Exercise: Write the data out again exactly, dropping any images it holds.

*** Entries supplied Section Begins ***

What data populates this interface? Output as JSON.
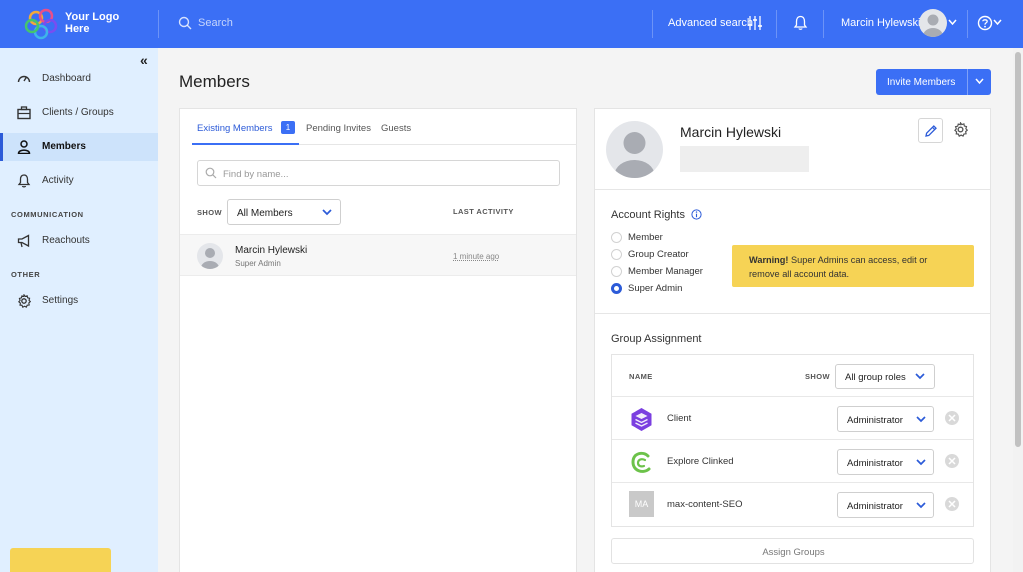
{
  "brand": {
    "logo_text": "Your Logo Here",
    "accent": "#3b6ff5"
  },
  "topbar": {
    "search_placeholder": "Search",
    "advanced_search": "Advanced search",
    "user_name": "Marcin Hylewski"
  },
  "sidebar": {
    "items": [
      {
        "label": "Dashboard",
        "icon": "gauge-icon"
      },
      {
        "label": "Clients / Groups",
        "icon": "briefcase-icon"
      },
      {
        "label": "Members",
        "icon": "person-icon",
        "active": true
      },
      {
        "label": "Activity",
        "icon": "bell-icon"
      }
    ],
    "section_communication": "COMMUNICATION",
    "reachouts": "Reachouts",
    "section_other": "OTHER",
    "settings": "Settings"
  },
  "page": {
    "title": "Members",
    "invite_button": "Invite Members"
  },
  "members_panel": {
    "tabs": [
      {
        "label": "Existing Members",
        "count": "1",
        "active": true
      },
      {
        "label": "Pending Invites"
      },
      {
        "label": "Guests"
      }
    ],
    "find_placeholder": "Find by name...",
    "show_label": "SHOW",
    "show_value": "All Members",
    "last_activity_label": "LAST ACTIVITY",
    "rows": [
      {
        "name": "Marcin Hylewski",
        "role": "Super Admin",
        "last_activity": "1 minute ago"
      }
    ]
  },
  "detail_panel": {
    "name": "Marcin Hylewski",
    "account_rights_title": "Account Rights",
    "rights": [
      {
        "label": "Member",
        "checked": false
      },
      {
        "label": "Group Creator",
        "checked": false
      },
      {
        "label": "Member Manager",
        "checked": false
      },
      {
        "label": "Super Admin",
        "checked": true
      }
    ],
    "warning_bold": "Warning!",
    "warning_text": " Super Admins can access, edit or remove all account data.",
    "warning_color": "#f6d355",
    "group_assignment_title": "Group Assignment",
    "name_col": "NAME",
    "show_label": "SHOW",
    "show_value": "All group roles",
    "groups": [
      {
        "name": "Client",
        "role": "Administrator",
        "icon": "layers-hex-icon"
      },
      {
        "name": "Explore Clinked",
        "role": "Administrator",
        "icon": "clinked-logo-icon"
      },
      {
        "name": "max-content-SEO",
        "role": "Administrator",
        "badge": "MA"
      }
    ],
    "assign_button": "Assign Groups"
  }
}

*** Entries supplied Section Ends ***

Solution:
What data populates this interface? Output as JSON.
{
  "brand": {
    "logo_text": "Your Logo Here",
    "accent": "#3b6ff5"
  },
  "topbar": {
    "search_placeholder": "Search",
    "advanced_search": "Advanced search",
    "user_name": "Marcin Hylewski"
  },
  "sidebar": {
    "items": [
      {
        "label": "Dashboard",
        "icon": "gauge-icon"
      },
      {
        "label": "Clients / Groups",
        "icon": "briefcase-icon"
      },
      {
        "label": "Members",
        "icon": "person-icon",
        "active": true
      },
      {
        "label": "Activity",
        "icon": "bell-icon"
      }
    ],
    "section_communication": "COMMUNICATION",
    "reachouts": "Reachouts",
    "section_other": "OTHER",
    "settings": "Settings"
  },
  "page": {
    "title": "Members",
    "invite_button": "Invite Members"
  },
  "members_panel": {
    "tabs": [
      {
        "label": "Existing Members",
        "count": "1",
        "active": true
      },
      {
        "label": "Pending Invites"
      },
      {
        "label": "Guests"
      }
    ],
    "find_placeholder": "Find by name...",
    "show_label": "SHOW",
    "show_value": "All Members",
    "last_activity_label": "LAST ACTIVITY",
    "rows": [
      {
        "name": "Marcin Hylewski",
        "role": "Super Admin",
        "last_activity": "1 minute ago"
      }
    ]
  },
  "detail_panel": {
    "name": "Marcin Hylewski",
    "account_rights_title": "Account Rights",
    "rights": [
      {
        "label": "Member",
        "checked": false
      },
      {
        "label": "Group Creator",
        "checked": false
      },
      {
        "label": "Member Manager",
        "checked": false
      },
      {
        "label": "Super Admin",
        "checked": true
      }
    ],
    "warning_bold": "Warning!",
    "warning_text": " Super Admins can access, edit or remove all account data.",
    "warning_color": "#f6d355",
    "group_assignment_title": "Group Assignment",
    "name_col": "NAME",
    "show_label": "SHOW",
    "show_value": "All group roles",
    "groups": [
      {
        "name": "Client",
        "role": "Administrator",
        "icon": "layers-hex-icon"
      },
      {
        "name": "Explore Clinked",
        "role": "Administrator",
        "icon": "clinked-logo-icon"
      },
      {
        "name": "max-content-SEO",
        "role": "Administrator",
        "badge": "MA"
      }
    ],
    "assign_button": "Assign Groups"
  }
}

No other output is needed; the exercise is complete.